Despite their traumatic experiences, all the other Hull based men seem to have gone back to the sea. John Vincent returned to Hull and skippered trawlers, apparently also sailing on merchant navy vessels during the inter-war years. He also worked for some time as a pilot and fishing instructor to the Finnish government before moving with his wife to Grimsby where they brought up their family. Although he was nearly sixty when the Second World War broke out, he joined the Royal Naval Reserve and was given command of the armed trawler, Alfredian, operating in the North Sea. He developed pneumonia whilst on patrol and died in hospital in Grimsby on 19th January 1941, aged sixty one.

William Stephenson, the chief stoker, was also a Hull trawlerman and after returning to Hull he seems to have gone fishing again. He died of cancer in hospital in Hull in 1953, aged 64. Ernest Holness, the other fireman, also returned to Hull and married Lillian Rose Bettles in June 1917; they subsequently had three children. He returned to trawling and was washed overboard from the trawler Lord Lonsdale off the Faroe Islands on the 29th September 1924.

Perhaps the best known local in later years was Charles Green, the expedition’s cook. When he returned home in 1916 he found that his parents, having not heard anything of him for two years, had presumed him dead and cashed in his life insurances. His girlfriend had also married someone else. In 1918, however, he married Ethel May Johnson in Hull and the following year returned to the merchant navy. Shackleton had requested he join his later expedition but his unexpected death put paid to this. Charles Green voyaged across the world in merchant navy during the 1920s but retired from the sea when his wife was taken ill in 1931 and took a job on the night shift in a Hull bakery, looking after his wife by day.

Ethel died in 1936 and during the Second World War Charles became a fire watcher during the worst of the blitz. He also lost his own house and at one point lived in an air raid shelter for over two weeks.

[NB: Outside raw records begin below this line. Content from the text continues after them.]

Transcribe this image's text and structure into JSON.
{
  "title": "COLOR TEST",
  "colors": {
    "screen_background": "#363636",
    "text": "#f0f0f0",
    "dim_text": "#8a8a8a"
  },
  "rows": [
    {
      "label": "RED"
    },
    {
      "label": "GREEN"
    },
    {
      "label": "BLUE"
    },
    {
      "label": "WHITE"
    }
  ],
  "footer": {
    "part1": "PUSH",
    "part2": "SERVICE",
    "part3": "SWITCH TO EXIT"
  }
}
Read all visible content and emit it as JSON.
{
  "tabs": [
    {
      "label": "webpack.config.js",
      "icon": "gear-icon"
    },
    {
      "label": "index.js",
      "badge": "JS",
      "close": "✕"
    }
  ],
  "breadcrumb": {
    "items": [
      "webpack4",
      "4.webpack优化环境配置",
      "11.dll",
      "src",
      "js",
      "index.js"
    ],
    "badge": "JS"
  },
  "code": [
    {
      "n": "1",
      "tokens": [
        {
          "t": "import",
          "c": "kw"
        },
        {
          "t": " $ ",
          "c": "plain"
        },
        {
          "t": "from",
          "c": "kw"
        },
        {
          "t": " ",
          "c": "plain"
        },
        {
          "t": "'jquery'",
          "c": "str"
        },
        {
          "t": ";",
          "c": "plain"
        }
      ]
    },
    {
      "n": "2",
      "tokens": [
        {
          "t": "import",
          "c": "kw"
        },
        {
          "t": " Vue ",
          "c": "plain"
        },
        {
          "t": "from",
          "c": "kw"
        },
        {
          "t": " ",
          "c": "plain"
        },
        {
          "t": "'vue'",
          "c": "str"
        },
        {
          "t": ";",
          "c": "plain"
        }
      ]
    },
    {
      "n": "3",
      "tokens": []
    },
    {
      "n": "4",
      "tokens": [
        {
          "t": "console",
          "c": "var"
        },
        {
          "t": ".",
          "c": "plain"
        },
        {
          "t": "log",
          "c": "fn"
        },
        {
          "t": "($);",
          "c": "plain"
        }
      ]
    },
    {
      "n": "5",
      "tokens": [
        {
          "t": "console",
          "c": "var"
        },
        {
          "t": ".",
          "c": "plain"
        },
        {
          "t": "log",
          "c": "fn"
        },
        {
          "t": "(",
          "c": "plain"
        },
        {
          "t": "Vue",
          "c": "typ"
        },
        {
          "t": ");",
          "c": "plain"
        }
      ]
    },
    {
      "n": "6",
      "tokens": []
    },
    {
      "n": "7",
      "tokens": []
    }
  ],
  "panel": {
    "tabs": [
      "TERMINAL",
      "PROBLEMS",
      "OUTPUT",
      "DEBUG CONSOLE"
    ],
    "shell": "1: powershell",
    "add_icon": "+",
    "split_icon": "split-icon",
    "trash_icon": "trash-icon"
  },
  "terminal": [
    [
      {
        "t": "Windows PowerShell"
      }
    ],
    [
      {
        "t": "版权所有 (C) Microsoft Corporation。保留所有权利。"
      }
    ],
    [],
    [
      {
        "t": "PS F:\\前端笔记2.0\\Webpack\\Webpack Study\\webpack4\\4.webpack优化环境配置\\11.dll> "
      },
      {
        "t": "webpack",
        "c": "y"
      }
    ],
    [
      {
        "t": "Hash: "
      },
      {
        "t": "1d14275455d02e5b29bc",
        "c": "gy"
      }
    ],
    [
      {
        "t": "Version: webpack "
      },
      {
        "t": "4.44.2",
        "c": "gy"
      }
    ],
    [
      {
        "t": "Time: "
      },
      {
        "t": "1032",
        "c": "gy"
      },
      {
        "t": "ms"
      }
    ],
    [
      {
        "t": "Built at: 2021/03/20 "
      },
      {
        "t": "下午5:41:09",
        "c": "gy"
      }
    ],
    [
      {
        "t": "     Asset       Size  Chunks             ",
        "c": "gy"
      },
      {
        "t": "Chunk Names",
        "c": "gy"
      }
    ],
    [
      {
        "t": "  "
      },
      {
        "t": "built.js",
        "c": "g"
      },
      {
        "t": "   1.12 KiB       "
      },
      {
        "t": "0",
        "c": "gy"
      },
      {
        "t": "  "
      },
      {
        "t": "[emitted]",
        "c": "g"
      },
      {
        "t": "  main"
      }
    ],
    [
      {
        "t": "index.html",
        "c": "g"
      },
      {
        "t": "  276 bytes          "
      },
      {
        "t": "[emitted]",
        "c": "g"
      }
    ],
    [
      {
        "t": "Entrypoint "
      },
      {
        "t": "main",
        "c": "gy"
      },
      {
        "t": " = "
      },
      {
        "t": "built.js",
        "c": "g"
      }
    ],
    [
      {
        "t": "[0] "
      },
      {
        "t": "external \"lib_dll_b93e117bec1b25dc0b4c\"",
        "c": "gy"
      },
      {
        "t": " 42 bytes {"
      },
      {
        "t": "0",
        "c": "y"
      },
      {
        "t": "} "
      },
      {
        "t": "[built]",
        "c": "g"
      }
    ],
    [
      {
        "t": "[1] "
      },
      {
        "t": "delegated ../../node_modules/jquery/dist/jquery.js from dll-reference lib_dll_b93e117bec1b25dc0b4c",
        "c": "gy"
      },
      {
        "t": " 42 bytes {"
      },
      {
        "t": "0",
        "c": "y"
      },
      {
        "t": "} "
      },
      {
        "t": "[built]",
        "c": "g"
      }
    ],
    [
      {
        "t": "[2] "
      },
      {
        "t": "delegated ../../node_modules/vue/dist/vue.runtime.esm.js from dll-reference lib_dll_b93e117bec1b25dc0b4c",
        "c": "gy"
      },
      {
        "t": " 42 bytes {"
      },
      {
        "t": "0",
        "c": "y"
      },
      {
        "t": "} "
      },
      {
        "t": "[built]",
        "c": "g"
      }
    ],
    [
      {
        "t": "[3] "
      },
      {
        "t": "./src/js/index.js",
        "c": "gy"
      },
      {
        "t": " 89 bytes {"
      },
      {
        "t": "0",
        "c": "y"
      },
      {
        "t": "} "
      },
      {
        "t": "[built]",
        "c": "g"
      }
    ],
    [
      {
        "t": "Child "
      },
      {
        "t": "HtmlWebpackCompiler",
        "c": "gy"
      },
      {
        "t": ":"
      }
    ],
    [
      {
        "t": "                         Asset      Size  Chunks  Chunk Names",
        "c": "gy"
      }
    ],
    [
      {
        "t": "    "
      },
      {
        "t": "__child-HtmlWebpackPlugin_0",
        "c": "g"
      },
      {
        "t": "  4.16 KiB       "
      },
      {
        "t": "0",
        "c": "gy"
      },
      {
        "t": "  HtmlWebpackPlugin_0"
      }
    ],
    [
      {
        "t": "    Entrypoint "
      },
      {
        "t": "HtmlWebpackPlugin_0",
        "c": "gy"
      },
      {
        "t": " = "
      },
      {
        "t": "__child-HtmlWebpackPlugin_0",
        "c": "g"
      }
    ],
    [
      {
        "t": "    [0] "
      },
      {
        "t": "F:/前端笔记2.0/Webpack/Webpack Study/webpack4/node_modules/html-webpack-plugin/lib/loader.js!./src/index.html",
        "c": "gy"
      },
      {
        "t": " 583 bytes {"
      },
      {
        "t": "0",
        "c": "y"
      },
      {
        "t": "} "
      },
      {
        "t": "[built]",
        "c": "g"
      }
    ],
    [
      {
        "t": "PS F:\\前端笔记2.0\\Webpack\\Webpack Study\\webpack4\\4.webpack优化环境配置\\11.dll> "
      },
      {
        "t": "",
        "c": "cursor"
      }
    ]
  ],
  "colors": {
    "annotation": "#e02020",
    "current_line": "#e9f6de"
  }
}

Shackleton had given him a set of magic lantern slides of the expedition and in later years Green engaged many people in Hull and beyond with over a thousand lectures. He lived long enough, not only to attend the commissioning of the new Antarctic Survey ship, HMS Endurance at Portsmouth in 1968, but also to attend the reunion of the survivors of Shackleton’s expedition aboard HMS Endurance in 1970. He died in hospital at Beverley in 1974.

Such is the story of the Hull people who went south with Shackleton. The man, known to his team as ‘The Boss’ himself, of course, had returned south on board the Quest at the end of 1921, intending to circumnavigate the Antarctic. He died of a heart attack on board his ship in Cumberland Bay, South Georgia in January 1922 and his grave at Grytviken, little more than a stone’s throw from the ex-Hull steam trawler Viola, is now visited by thousands of visitors from Antarctic cruise ships each Austral summer.

Select Bibliography

Marjorie Fisher, Shackleton (UK: Barrie 1957)

Ernest Shackleton, The Heart of the Antarctic (UK: Heineman, 1910)

Ernest Shackleton, South: the story of Shackleton’s last expedition 1914 – 1917 (UK: Heineman, 1919)

Bernard Stonehouse, Encyclopaedia of Antarctica and the Southern Oceans (USA: John Wiley and Sons, 2002)

Frank Worsley, Shackleton’s Boat Journey (UK: Folio Society 1974)

Frank Worsley, Endurance: An Epic of Polar Adventure (UK: 1931 republished W.Norton & Co., 2000)

On-line References on_Trans-Antarctic_expedition.htm

Sir Ernest Shackleton 1874 – 1922. Trans-Antarctica Expedition 1914 – 1917

Endurance: Shackleton’s Legendary Antarctic Expedition: The 2001 Documentary